Duke football once again proved this year that they are here to stay as they closed the year on going to their third straight bowl game led by David Cutcliffe. Duke also won nine games in back to back years for the first time in school history. The Blue Devils came up just short, losing 36-31 to Arizona State in the Hyundai Sun Bowl. Besides the great leadership of coach David Cutcliffe much of this team’s success can be attributed to Duke’s strong group of experienced and talented offensive personnel.
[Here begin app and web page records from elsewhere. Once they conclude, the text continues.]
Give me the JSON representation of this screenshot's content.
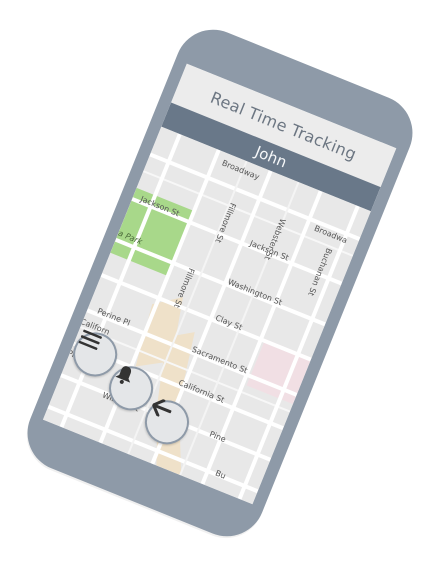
{
  "app": {
    "title": "Real Time Tracking",
    "user_name": "John"
  },
  "map": {
    "streets": {
      "broadway": "Broadway",
      "broadway_right": "Broadwa",
      "fillmore_upper": "Fillmore St",
      "fillmore_lower": "Fillmore St",
      "webster": "Webster St",
      "buchanan": "Buchanan St",
      "jackson_left": "Jackson St",
      "jackson_right": "Jackson St",
      "washington": "Washington St",
      "clay": "Clay St",
      "perine": "Perine Pl",
      "sacramento": "Sacramento St",
      "california_left": "Californ",
      "california": "California St",
      "pine_left": "Pin",
      "pine": "Pine",
      "wilmot": "Wilmot St",
      "bush": "Bu"
    },
    "park_label": "za Park"
  },
  "buttons": {
    "menu_icon": "menu-icon",
    "bell_icon": "bell-icon",
    "back_icon": "back-arrow-icon"
  },
  "colors": {
    "phone_frame": "#8e9aa8",
    "user_bar": "#697889",
    "park": "#a8d88a"
  }
}
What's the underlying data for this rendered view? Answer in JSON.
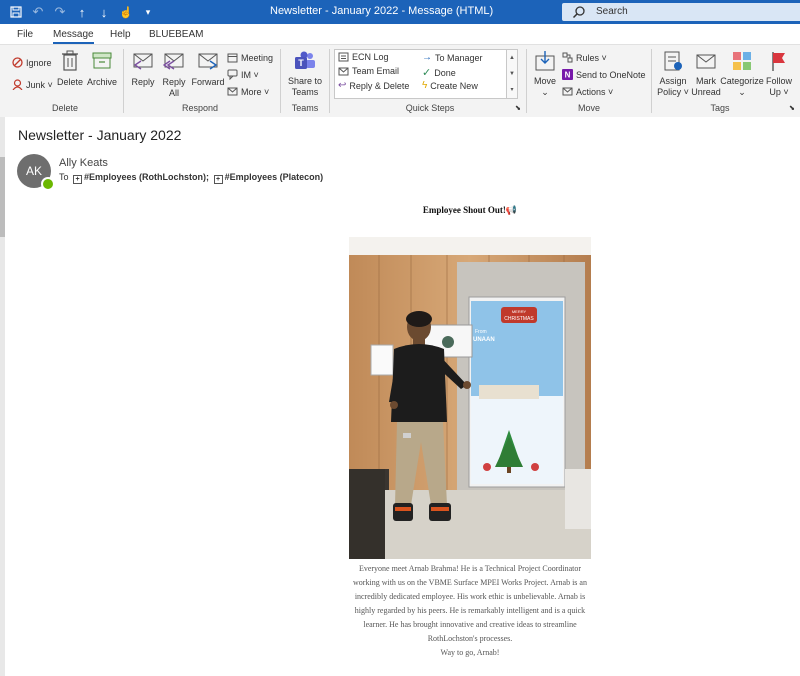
{
  "window": {
    "title": "Newsletter - January 2022  -  Message (HTML)",
    "search_placeholder": "Search"
  },
  "menu": {
    "tabs": [
      "File",
      "Message",
      "Help",
      "BLUEBEAM"
    ],
    "active_tab": "Message"
  },
  "ribbon": {
    "delete_group": {
      "label": "Delete",
      "ignore": "Ignore",
      "junk": "Junk ˅",
      "delete": "Delete",
      "archive": "Archive"
    },
    "respond_group": {
      "label": "Respond",
      "reply": "Reply",
      "reply_all_1": "Reply",
      "reply_all_2": "All",
      "forward": "Forward",
      "meeting": "Meeting",
      "im": "IM ˅",
      "more": "More ˅"
    },
    "teams_group": {
      "label": "Teams",
      "share_1": "Share to",
      "share_2": "Teams"
    },
    "quick_steps_group": {
      "label": "Quick Steps",
      "items": [
        "ECN Log",
        "To Manager",
        "Team Email",
        "Done",
        "Reply & Delete",
        "Create New"
      ]
    },
    "move_group": {
      "label": "Move",
      "move": "Move",
      "rules": "Rules ˅",
      "onenote": "Send to OneNote",
      "actions": "Actions ˅"
    },
    "tags_group": {
      "label": "Tags",
      "assign_1": "Assign",
      "assign_2": "Policy ˅",
      "mark_1": "Mark",
      "mark_2": "Unread",
      "categorize": "Categorize",
      "follow_1": "Follow",
      "follow_2": "Up ˅"
    }
  },
  "message": {
    "subject": "Newsletter - January 2022",
    "sender_initials": "AK",
    "sender_name": "Ally Keats",
    "to_label": "To",
    "recipients": [
      "#Employees (RothLochston);",
      "#Employees (Platecon)"
    ],
    "heading": "Employee Shout Out!📢",
    "caption_lines": [
      "Everyone meet Arnab Brahma! He is a Technical Project Coordinator",
      "working with us on the VBME Surface MPEI Works Project. Arnab is an",
      "incredibly dedicated employee. His work ethic is unbelievable. Arnab is",
      "highly regarded by his peers. He is remarkably intelligent and is a quick",
      "learner. He has brought innovative and creative ideas to streamline",
      "RothLochston's processes.",
      "Way to go, Arnab!"
    ],
    "door_sign_1": "MERRY",
    "door_sign_2": "CHRISTMAS",
    "door_from": "From",
    "door_team": "UNAAN"
  }
}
Duke’s offensive attack was led by senior quarterback Anthony Boone. Boone was named starting quarterback for the second year in a row at the season’s start and did an exceptional job controlling the offensive tempo and spreading the ball around. Boone closed the season with 2700 yards and 19 touchdowns compared to his junior year in which he totaled 2260 yards and just 13 touchdowns. Coming into the season Boone was ranked as the 10th best quarterback prospect looking ahead to the 2015 draft, although with Boone’s completion percentage falling to 56.3% this season we likely won’t see him suiting up on Sundays. Nonetheless, even though Boone did not have the season he probably hoped for there is no doubt that he was as integral to the team’s success as anybody else. In addition, Boone closed his college career as part of the winningest class in Duke history.
The wide out that received most of Boone’s and the opposing defense’s attention was senior Jamison Crowder. Crowder cemented his legacy like none other in his career at Duke. With Crowder’s last reception in the Sun Bowl he tied former Duke teammate Conner Vernon atop the all-time ACC receptions list. Crowder also finished the season with 85 receptions, 1044 yards and 6 touchdowns.
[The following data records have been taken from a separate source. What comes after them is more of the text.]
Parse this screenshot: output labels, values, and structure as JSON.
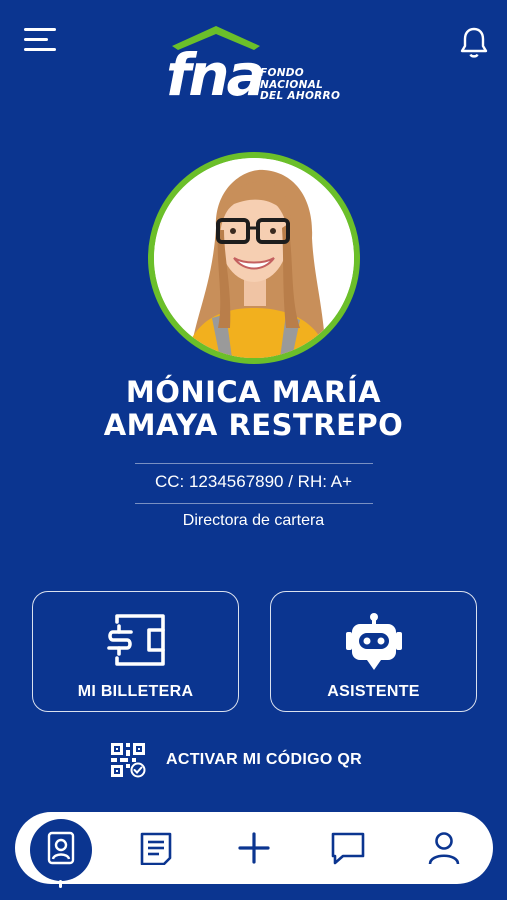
{
  "header": {
    "menu_icon": "hamburger-menu-icon",
    "notifications_icon": "bell-icon",
    "logo": {
      "mark": "fna",
      "words": [
        "FONDO",
        "NACIONAL",
        "DEL AHORRO"
      ],
      "roof_color": "#6bbf2a"
    }
  },
  "profile": {
    "photo": "profile-photo",
    "ring_color": "#6bbf2a",
    "name_line1": "MÓNICA MARÍA",
    "name_line2": "AMAYA RESTREPO",
    "id_text": "CC: 1234567890 / RH: A+",
    "role": "Directora de cartera"
  },
  "actions": {
    "wallet": {
      "label": "MI BILLETERA",
      "icon": "wallet-icon"
    },
    "assistant": {
      "label": "ASISTENTE",
      "icon": "robot-icon"
    },
    "qr": {
      "label": "ACTIVAR MI CÓDIGO QR",
      "icon": "qr-code-icon"
    }
  },
  "bottom_nav": {
    "items": [
      {
        "name": "id-card",
        "icon": "id-card-icon",
        "active": true
      },
      {
        "name": "documents",
        "icon": "document-icon",
        "active": false
      },
      {
        "name": "add",
        "icon": "plus-icon",
        "active": false
      },
      {
        "name": "chat",
        "icon": "chat-icon",
        "active": false
      },
      {
        "name": "profile",
        "icon": "user-icon",
        "active": false
      }
    ]
  },
  "colors": {
    "background": "#0b3590",
    "accent_green": "#6bbf2a",
    "nav_background": "#ffffff"
  }
}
Also, highly critical in Duke’s offensive success was the run game and offensive line anchored by first team All-American Laken Tomlinson. Tomlinson was a four year starter at Duke and led an offensive line that allowed only 13 sacks all year. Tomlinson will likely be drafted higher than any other Duke player in recent years. Most of Duke’s running attack was split between junior Shaquille Powell and freshman Shaun Wilson. Powell was the most productive between the two, rushing for 618 yards on 134 attempts with two touchdowns while Wilson showed a lot of potential by rushing for 598 yards on 78 attempts for five touchdowns. Between the duel threat at running back position along with at quarterback Duke was able to rush for 181.8 yards per game, the best since 2003.
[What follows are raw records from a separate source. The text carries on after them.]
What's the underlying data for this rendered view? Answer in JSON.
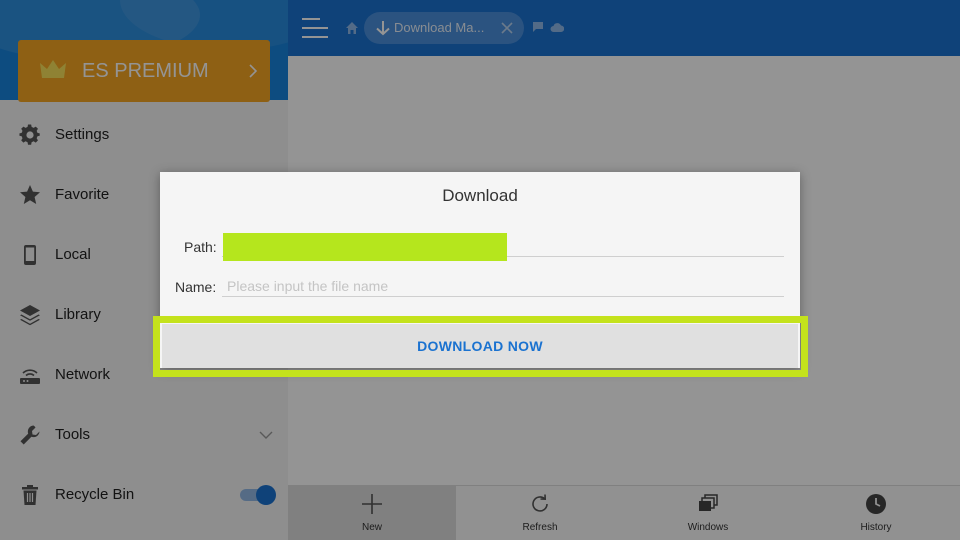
{
  "header": {
    "tab_label": "Download Ma...",
    "icons": [
      "menu-icon",
      "home-icon",
      "download-arrow-icon",
      "close-icon",
      "chat-icon",
      "cloud-icon"
    ]
  },
  "sidebar": {
    "premium_label": "ES PREMIUM",
    "items": [
      {
        "label": "Settings",
        "icon": "gear-icon"
      },
      {
        "label": "Favorite",
        "icon": "star-icon"
      },
      {
        "label": "Local",
        "icon": "phone-icon"
      },
      {
        "label": "Library",
        "icon": "layers-icon"
      },
      {
        "label": "Network",
        "icon": "router-icon"
      },
      {
        "label": "Tools",
        "icon": "wrench-icon"
      },
      {
        "label": "Recycle Bin",
        "icon": "trash-icon"
      }
    ],
    "recycle_bin_enabled": true
  },
  "toolbar": {
    "items": [
      {
        "label": "New",
        "icon": "plus-icon"
      },
      {
        "label": "Refresh",
        "icon": "refresh-icon"
      },
      {
        "label": "Windows",
        "icon": "windows-stack-icon"
      },
      {
        "label": "History",
        "icon": "clock-icon"
      }
    ]
  },
  "dialog": {
    "title": "Download",
    "path_label": "Path:",
    "path_value": "",
    "name_label": "Name:",
    "name_value": "",
    "name_placeholder": "Please input the file name",
    "button_label": "DOWNLOAD NOW"
  },
  "colors": {
    "accent": "#1a72d0",
    "premium": "#f5a623",
    "highlight": "#c4e21c",
    "path_redaction": "#b5e61d"
  }
}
Although Duke loses several key players, in looking ahead to next year, they will still have a strong group of returning players at a multitude of positions. A few receiver slots along with the quarterback position will be up for grabs as the possibility of a transfer looms to compete with current backup quarterback Thomas Sirk. Four running backs including Powell and Wilson will compete for carries while Duke also returns three offensive linemen. Expect Duke to compete once again next year atop the ACC.